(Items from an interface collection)

★ ★ ★ ★ ★

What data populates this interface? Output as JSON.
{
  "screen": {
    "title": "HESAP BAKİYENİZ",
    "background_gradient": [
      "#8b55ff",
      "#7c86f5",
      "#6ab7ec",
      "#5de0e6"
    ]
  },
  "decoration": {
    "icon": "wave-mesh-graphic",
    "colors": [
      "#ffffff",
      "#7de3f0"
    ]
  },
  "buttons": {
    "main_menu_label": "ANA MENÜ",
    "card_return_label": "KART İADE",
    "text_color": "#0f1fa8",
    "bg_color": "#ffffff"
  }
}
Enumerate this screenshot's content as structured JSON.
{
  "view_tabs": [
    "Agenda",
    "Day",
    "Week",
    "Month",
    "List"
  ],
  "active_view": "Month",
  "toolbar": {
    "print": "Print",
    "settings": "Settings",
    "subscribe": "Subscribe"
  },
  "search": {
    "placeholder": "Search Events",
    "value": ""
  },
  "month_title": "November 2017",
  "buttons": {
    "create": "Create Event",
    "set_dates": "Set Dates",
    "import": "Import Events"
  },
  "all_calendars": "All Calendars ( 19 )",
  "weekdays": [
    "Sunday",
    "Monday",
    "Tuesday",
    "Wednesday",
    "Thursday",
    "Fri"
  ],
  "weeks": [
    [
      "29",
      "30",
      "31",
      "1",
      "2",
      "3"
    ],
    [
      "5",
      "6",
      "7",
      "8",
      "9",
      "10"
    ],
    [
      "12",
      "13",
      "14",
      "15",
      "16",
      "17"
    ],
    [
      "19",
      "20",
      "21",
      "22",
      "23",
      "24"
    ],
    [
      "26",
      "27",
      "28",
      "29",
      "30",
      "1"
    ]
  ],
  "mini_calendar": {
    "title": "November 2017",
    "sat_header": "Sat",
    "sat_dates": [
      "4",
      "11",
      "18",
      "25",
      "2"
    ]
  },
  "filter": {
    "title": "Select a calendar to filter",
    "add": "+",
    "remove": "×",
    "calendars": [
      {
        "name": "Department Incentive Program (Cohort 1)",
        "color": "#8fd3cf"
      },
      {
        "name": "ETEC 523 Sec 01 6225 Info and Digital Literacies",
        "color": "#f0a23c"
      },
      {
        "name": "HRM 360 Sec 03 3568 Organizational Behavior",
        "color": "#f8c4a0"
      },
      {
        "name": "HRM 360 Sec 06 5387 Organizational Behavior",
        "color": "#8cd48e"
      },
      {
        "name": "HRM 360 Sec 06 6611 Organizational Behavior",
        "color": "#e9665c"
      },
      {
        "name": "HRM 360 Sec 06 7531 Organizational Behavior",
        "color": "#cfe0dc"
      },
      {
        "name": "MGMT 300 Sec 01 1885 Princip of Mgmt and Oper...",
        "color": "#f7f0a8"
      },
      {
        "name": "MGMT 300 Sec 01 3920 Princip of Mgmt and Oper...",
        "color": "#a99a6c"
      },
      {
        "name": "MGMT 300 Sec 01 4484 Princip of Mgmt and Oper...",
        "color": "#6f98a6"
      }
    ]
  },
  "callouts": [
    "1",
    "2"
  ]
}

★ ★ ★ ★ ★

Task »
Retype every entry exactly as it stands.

Solved problem »
What data populates this interface? Output as JSON.
{
  "screen": {
    "title": "HESAP BAKİYENİZ",
    "background_gradient": [
      "#8b55ff",
      "#7c86f5",
      "#6ab7ec",
      "#5de0e6"
    ]
  },
  "decoration": {
    "icon": "wave-mesh-graphic",
    "colors": [
      "#ffffff",
      "#7de3f0"
    ]
  },
  "buttons": {
    "main_menu_label": "ANA MENÜ",
    "card_return_label": "KART İADE",
    "text_color": "#0f1fa8",
    "bg_color": "#ffffff"
  }
}
Enumerate this screenshot's content as structured JSON.
{
  "view_tabs": [
    "Agenda",
    "Day",
    "Week",
    "Month",
    "List"
  ],
  "active_view": "Month",
  "toolbar": {
    "print": "Print",
    "settings": "Settings",
    "subscribe": "Subscribe"
  },
  "search": {
    "placeholder": "Search Events",
    "value": ""
  },
  "month_title": "November 2017",
  "buttons": {
    "create": "Create Event",
    "set_dates": "Set Dates",
    "import": "Import Events"
  },
  "all_calendars": "All Calendars ( 19 )",
  "weekdays": [
    "Sunday",
    "Monday",
    "Tuesday",
    "Wednesday",
    "Thursday",
    "Fri"
  ],
  "weeks": [
    [
      "29",
      "30",
      "31",
      "1",
      "2",
      "3"
    ],
    [
      "5",
      "6",
      "7",
      "8",
      "9",
      "10"
    ],
    [
      "12",
      "13",
      "14",
      "15",
      "16",
      "17"
    ],
    [
      "19",
      "20",
      "21",
      "22",
      "23",
      "24"
    ],
    [
      "26",
      "27",
      "28",
      "29",
      "30",
      "1"
    ]
  ],
  "mini_calendar": {
    "title": "November 2017",
    "sat_header": "Sat",
    "sat_dates": [
      "4",
      "11",
      "18",
      "25",
      "2"
    ]
  },
  "filter": {
    "title": "Select a calendar to filter",
    "add": "+",
    "remove": "×",
    "calendars": [
      {
        "name": "Department Incentive Program (Cohort 1)",
        "color": "#8fd3cf"
      },
      {
        "name": "ETEC 523 Sec 01 6225 Info and Digital Literacies",
        "color": "#f0a23c"
      },
      {
        "name": "HRM 360 Sec 03 3568 Organizational Behavior",
        "color": "#f8c4a0"
      },
      {
        "name": "HRM 360 Sec 06 5387 Organizational Behavior",
        "color": "#8cd48e"
      },
      {
        "name": "HRM 360 Sec 06 6611 Organizational Behavior",
        "color": "#e9665c"
      },
      {
        "name": "HRM 360 Sec 06 7531 Organizational Behavior",
        "color": "#cfe0dc"
      },
      {
        "name": "MGMT 300 Sec 01 1885 Princip of Mgmt and Oper...",
        "color": "#f7f0a8"
      },
      {
        "name": "MGMT 300 Sec 01 3920 Princip of Mgmt and Oper...",
        "color": "#a99a6c"
      },
      {
        "name": "MGMT 300 Sec 01 4484 Princip of Mgmt and Oper...",
        "color": "#6f98a6"
      }
    ]
  },
  "callouts": [
    "1",
    "2"
  ]
}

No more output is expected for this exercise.